3. “Let’s Spend the Night Together” – 3:36 (A January 1967 single release also featured on the American edition of Between the Buttons)
4. “Lady Jane” – 3:08 (Also featured on Aftermath in 1966, as well as the B-side of the U.S.-only “Mother’s Little Helper” single in July 1966)
5. “Out of Time” – 3:41 (An abridged alternate mix of the version originally released on the British edition of Aftermath in 1966)
6. “My Girl” (Smokey Robinson/Ronald White) – 2:38 (Previously unreleased; recorded in May 1965, with strings added in fall 1966)
1. “Backstreet Girl” – 3:26 (Originally released on the British edition of Between the Buttons)
2. “Please Go Home” – 3:17 (Originally released on the British edition of Between the Buttons)
3. “Mother’s Little Helper” – 2:46 (Originally released on the British edition of Aftermath; first released in the U.S. as a single in July 1966)
4. “Take It or Leave It” – 2:46 (Originally released on the British edition of Aftermath)
5. “Ride On, Baby” – 2:52 (Previously unreleased; recorded during the 1965 sessions for Aftermath)
6. “Sittin’ on a Fence” – 3:03 (Previously unreleased; recorded during the 1965 sessions for Aftermath)
Mick Jagger – Lead vocals, percussion, backing vocals
Keith Richards – Guitars, backing vocals, Double bass on (“Ruby Tuesday”), Bass guitar on (“Let’s Spend the Night Together”)
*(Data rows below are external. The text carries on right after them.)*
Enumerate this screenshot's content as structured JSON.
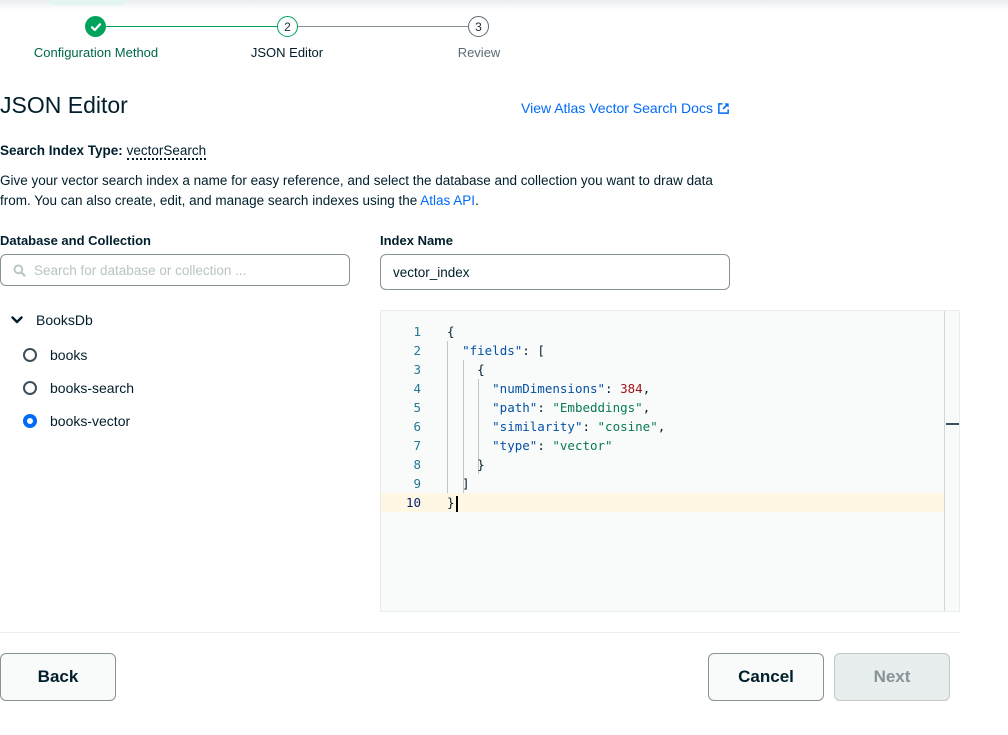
{
  "stepper": {
    "steps": [
      {
        "number": "1",
        "label": "Configuration Method",
        "state": "complete"
      },
      {
        "number": "2",
        "label": "JSON Editor",
        "state": "current"
      },
      {
        "number": "3",
        "label": "Review",
        "state": "upcoming"
      }
    ]
  },
  "header": {
    "title": "JSON Editor",
    "docs_link": "View Atlas Vector Search Docs"
  },
  "index_type": {
    "label": "Search Index Type:",
    "value": "vectorSearch"
  },
  "description": {
    "text": "Give your vector search index a name for easy reference, and select the database and collection you want to draw data from. You can also create, edit, and manage search indexes using the ",
    "link": "Atlas API",
    "suffix": "."
  },
  "database_collection": {
    "label": "Database and Collection",
    "search_placeholder": "Search for database or collection ...",
    "database": "BooksDb",
    "collections": [
      {
        "name": "books",
        "selected": false
      },
      {
        "name": "books-search",
        "selected": false
      },
      {
        "name": "books-vector",
        "selected": true
      }
    ]
  },
  "index_name": {
    "label": "Index Name",
    "value": "vector_index"
  },
  "editor": {
    "active_line": 10,
    "lines": [
      {
        "n": "1",
        "tokens": [
          {
            "t": "{",
            "c": "punc"
          }
        ]
      },
      {
        "n": "2",
        "tokens": [
          {
            "t": "  ",
            "c": "punc"
          },
          {
            "t": "\"fields\"",
            "c": "key"
          },
          {
            "t": ": [",
            "c": "punc"
          }
        ]
      },
      {
        "n": "3",
        "tokens": [
          {
            "t": "    {",
            "c": "punc"
          }
        ]
      },
      {
        "n": "4",
        "tokens": [
          {
            "t": "      ",
            "c": "punc"
          },
          {
            "t": "\"numDimensions\"",
            "c": "key"
          },
          {
            "t": ": ",
            "c": "punc"
          },
          {
            "t": "384",
            "c": "num"
          },
          {
            "t": ",",
            "c": "punc"
          }
        ]
      },
      {
        "n": "5",
        "tokens": [
          {
            "t": "      ",
            "c": "punc"
          },
          {
            "t": "\"path\"",
            "c": "key"
          },
          {
            "t": ": ",
            "c": "punc"
          },
          {
            "t": "\"Embeddings\"",
            "c": "str"
          },
          {
            "t": ",",
            "c": "punc"
          }
        ]
      },
      {
        "n": "6",
        "tokens": [
          {
            "t": "      ",
            "c": "punc"
          },
          {
            "t": "\"similarity\"",
            "c": "key"
          },
          {
            "t": ": ",
            "c": "punc"
          },
          {
            "t": "\"cosine\"",
            "c": "str"
          },
          {
            "t": ",",
            "c": "punc"
          }
        ]
      },
      {
        "n": "7",
        "tokens": [
          {
            "t": "      ",
            "c": "punc"
          },
          {
            "t": "\"type\"",
            "c": "key"
          },
          {
            "t": ": ",
            "c": "punc"
          },
          {
            "t": "\"vector\"",
            "c": "str"
          }
        ]
      },
      {
        "n": "8",
        "tokens": [
          {
            "t": "    }",
            "c": "punc"
          }
        ]
      },
      {
        "n": "9",
        "tokens": [
          {
            "t": "  ]",
            "c": "punc"
          }
        ]
      },
      {
        "n": "10",
        "tokens": [
          {
            "t": "}",
            "c": "punc"
          }
        ]
      }
    ]
  },
  "footer": {
    "back_label": "Back",
    "cancel_label": "Cancel",
    "next_label": "Next"
  },
  "colors": {
    "accent_green": "#00a35c",
    "link_blue": "#016bf8",
    "text_dark": "#001e2b"
  }
}
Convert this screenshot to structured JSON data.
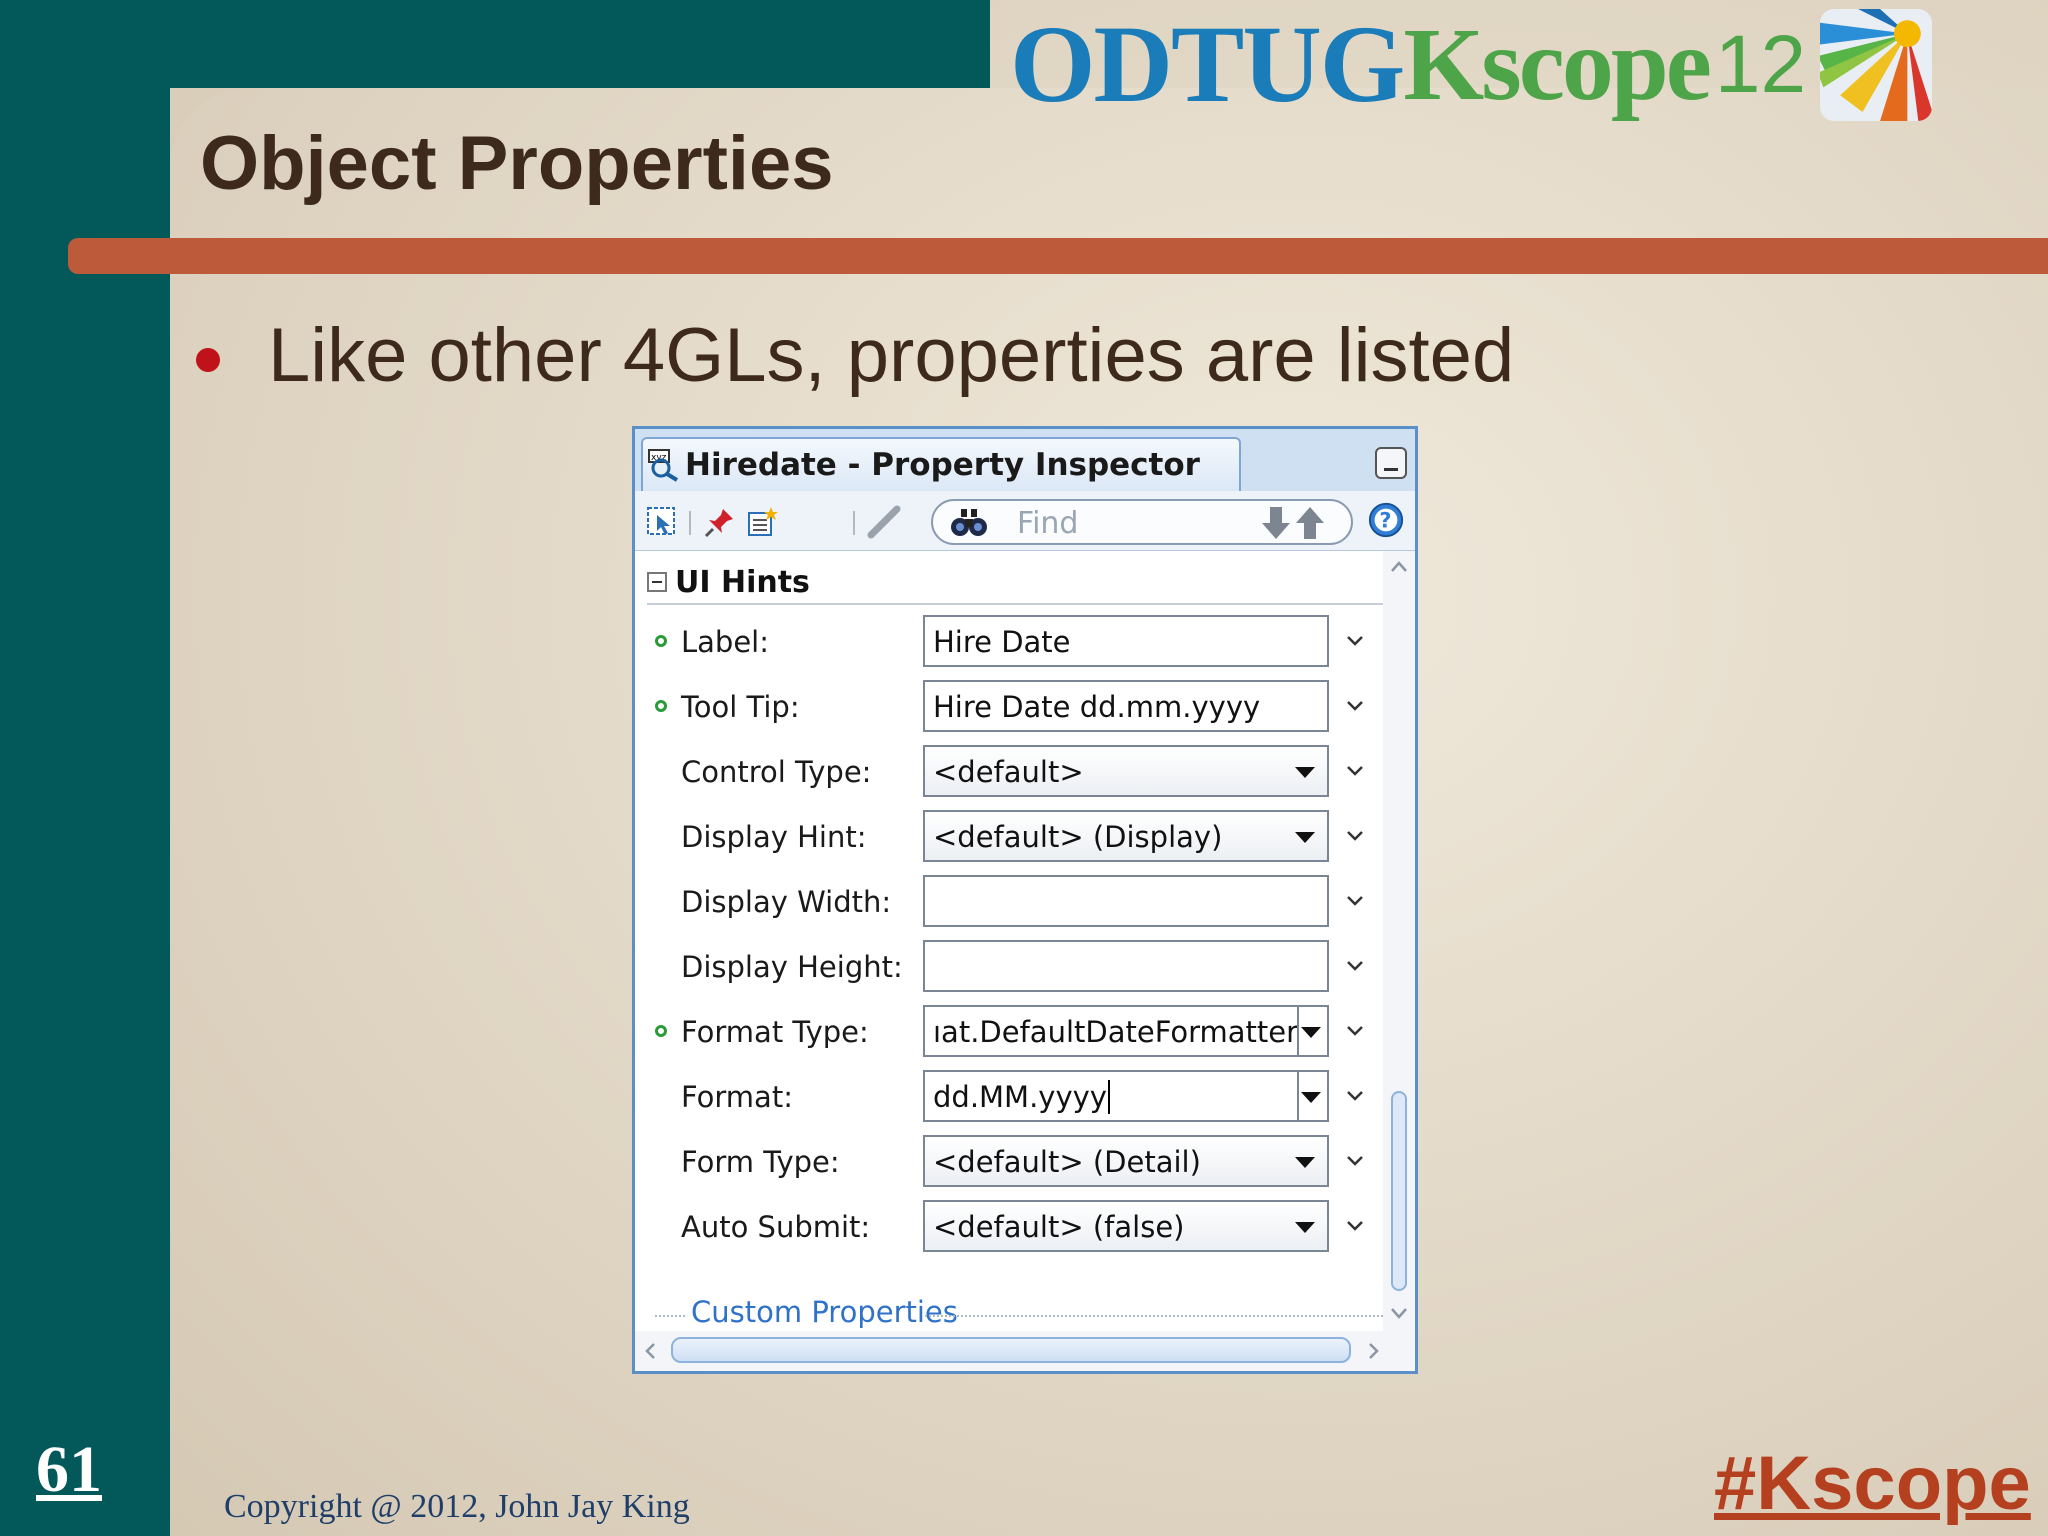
{
  "slide": {
    "title": "Object Properties",
    "bullet": "Like other 4GLs, properties are listed",
    "slide_number": "61",
    "copyright": "Copyright @ 2012, John Jay King",
    "hashtag": "#Kscope"
  },
  "logo": {
    "odtug": "ODTUG",
    "kscope": "Kscope",
    "year": "12"
  },
  "colors": {
    "teal_band": "#03595a",
    "rule": "#bc5a3a",
    "title_text": "#3d2a1c",
    "bullet_dot": "#c0121a",
    "odtug_blue": "#1a7cb8",
    "kscope_green": "#4ea449",
    "hashtag": "#b4401f",
    "link_blue": "#2f72c8"
  },
  "inspector": {
    "title": "Hiredate - Property Inspector",
    "find_placeholder": "Find",
    "toolbar_icons": [
      "select-icon",
      "pin-icon",
      "edit-properties-icon",
      "pencil-icon",
      "binoculars-icon",
      "arrow-down-icon",
      "arrow-up-icon",
      "help-icon"
    ],
    "section": "UI Hints",
    "properties": [
      {
        "label": "Label:",
        "value": "Hire Date",
        "type": "text",
        "bound": true
      },
      {
        "label": "Tool Tip:",
        "value": "Hire Date dd.mm.yyyy",
        "type": "text",
        "bound": true
      },
      {
        "label": "Control Type:",
        "value": "<default>",
        "type": "combo",
        "bound": false
      },
      {
        "label": "Display Hint:",
        "value": "<default> (Display)",
        "type": "combo",
        "bound": false
      },
      {
        "label": "Display Width:",
        "value": "",
        "type": "text",
        "bound": false
      },
      {
        "label": "Display Height:",
        "value": "",
        "type": "text",
        "bound": false
      },
      {
        "label": "Format Type:",
        "value": "ıat.DefaultDateFormatter",
        "type": "split",
        "bound": true
      },
      {
        "label": "Format:",
        "value": "dd.MM.yyyy",
        "type": "split",
        "bound": false
      },
      {
        "label": "Form Type:",
        "value": "<default> (Detail)",
        "type": "combo",
        "bound": false
      },
      {
        "label": "Auto Submit:",
        "value": "<default> (false)",
        "type": "combo",
        "bound": false
      }
    ],
    "custom_properties": "Custom Properties"
  }
}
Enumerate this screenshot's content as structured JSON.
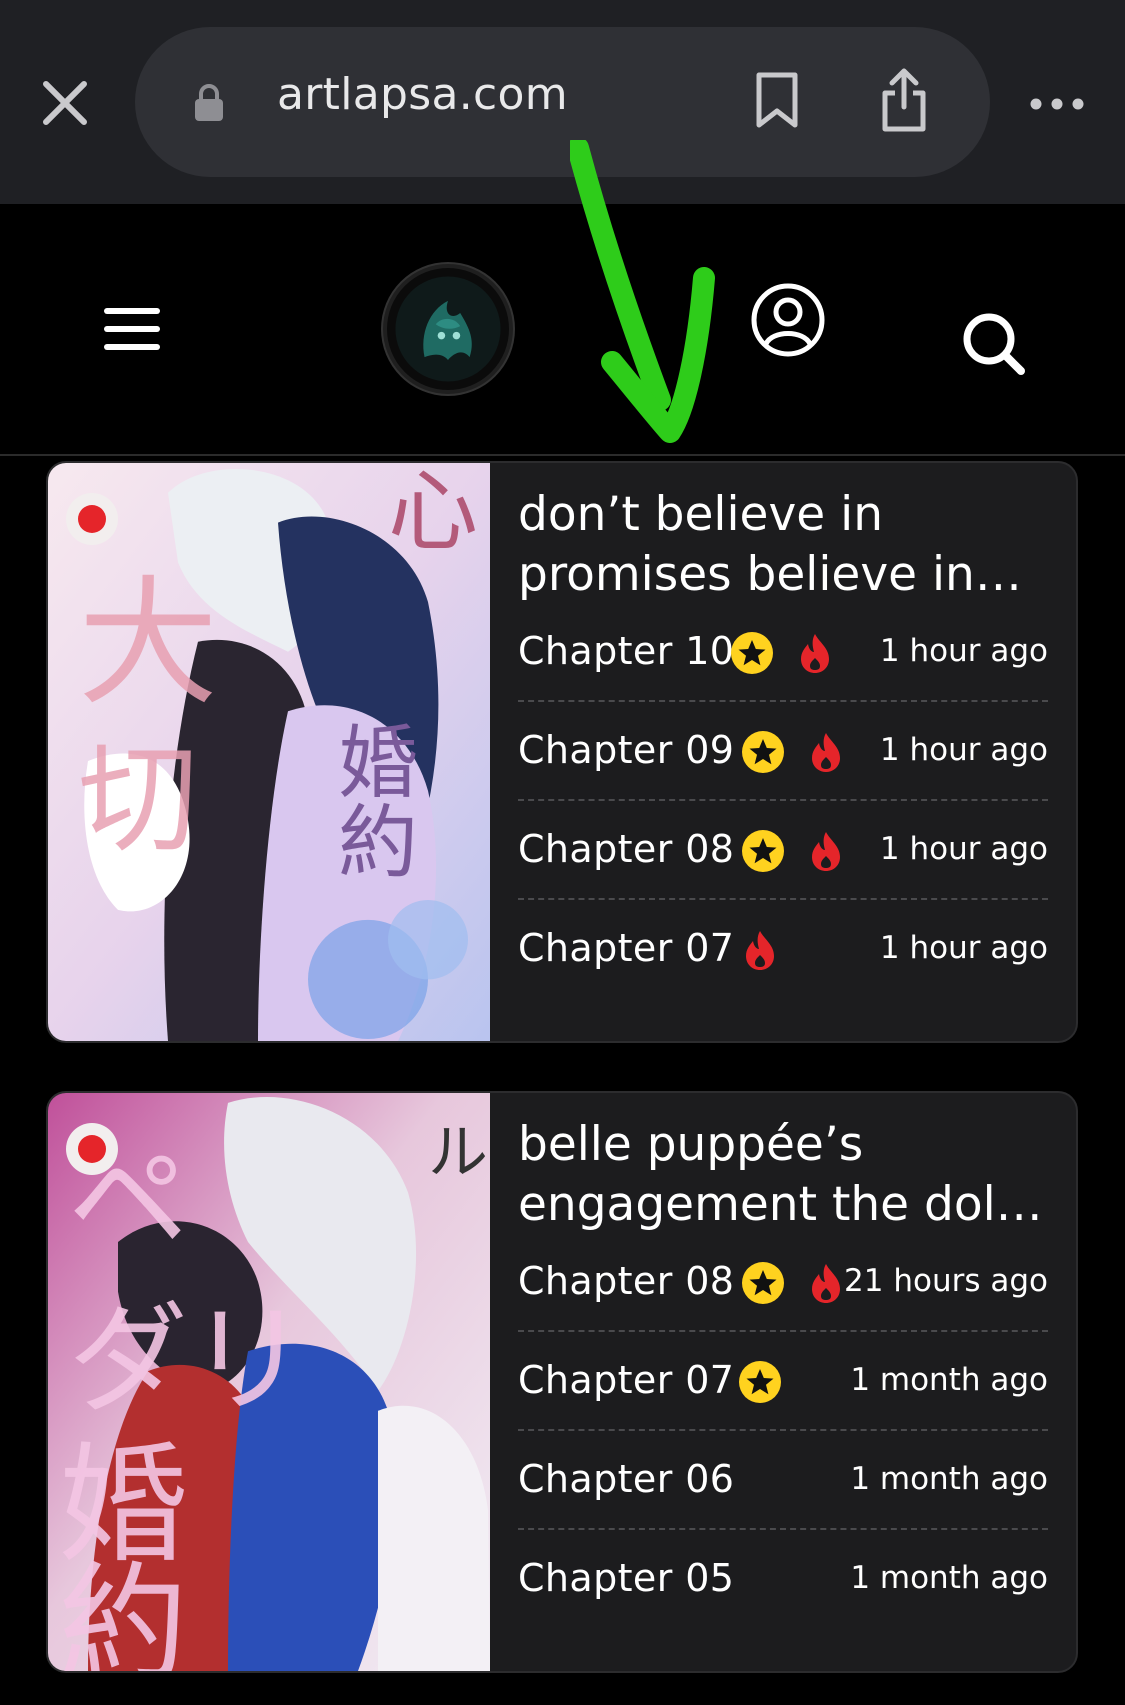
{
  "browser": {
    "url": "artlapsa.com",
    "icons": [
      "close-icon",
      "lock-icon",
      "bookmark-icon",
      "share-icon",
      "more-icon"
    ]
  },
  "header": {
    "icons": [
      "hamburger-icon",
      "site-logo",
      "user-icon",
      "search-icon"
    ]
  },
  "colors": {
    "background": "#000000",
    "card": "#1c1c1e",
    "star_badge": "#ffd21f",
    "fire_icon": "#e5252a",
    "annotation_arrow": "#2ecc1a"
  },
  "series": [
    {
      "title_line1": "don’t believe in",
      "title_line2": "promises believe in…",
      "chapters": [
        {
          "name": "Chapter 10",
          "time": "1 hour ago",
          "star": true,
          "fire": true
        },
        {
          "name": "Chapter 09",
          "time": "1 hour ago",
          "star": true,
          "fire": true
        },
        {
          "name": "Chapter 08",
          "time": "1 hour ago",
          "star": true,
          "fire": true
        },
        {
          "name": "Chapter 07",
          "time": "1 hour ago",
          "star": false,
          "fire": true
        }
      ]
    },
    {
      "title_line1": "belle puppée’s",
      "title_line2": "engagement the dol…",
      "chapters": [
        {
          "name": "Chapter 08",
          "time": "21 hours ago",
          "star": true,
          "fire": true
        },
        {
          "name": "Chapter 07",
          "time": "1 month ago",
          "star": true,
          "fire": false
        },
        {
          "name": "Chapter 06",
          "time": "1 month ago",
          "star": false,
          "fire": false
        },
        {
          "name": "Chapter 05",
          "time": "1 month ago",
          "star": false,
          "fire": false
        }
      ]
    }
  ]
}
Brian Jones – Guitars, keyboards, bass guitar, koto on (“Take It or Leave It”) and (“Ride On, Baby”), Dulcimer on (“Lady Jane”), recorder on (“Ruby Tuesday]])
Bill Wyman – Bass guitar, backing vocals, Electronic organ, Double bass on (“Ruby Tuesday”), percussion
Charlie Watts – Drums, Percussion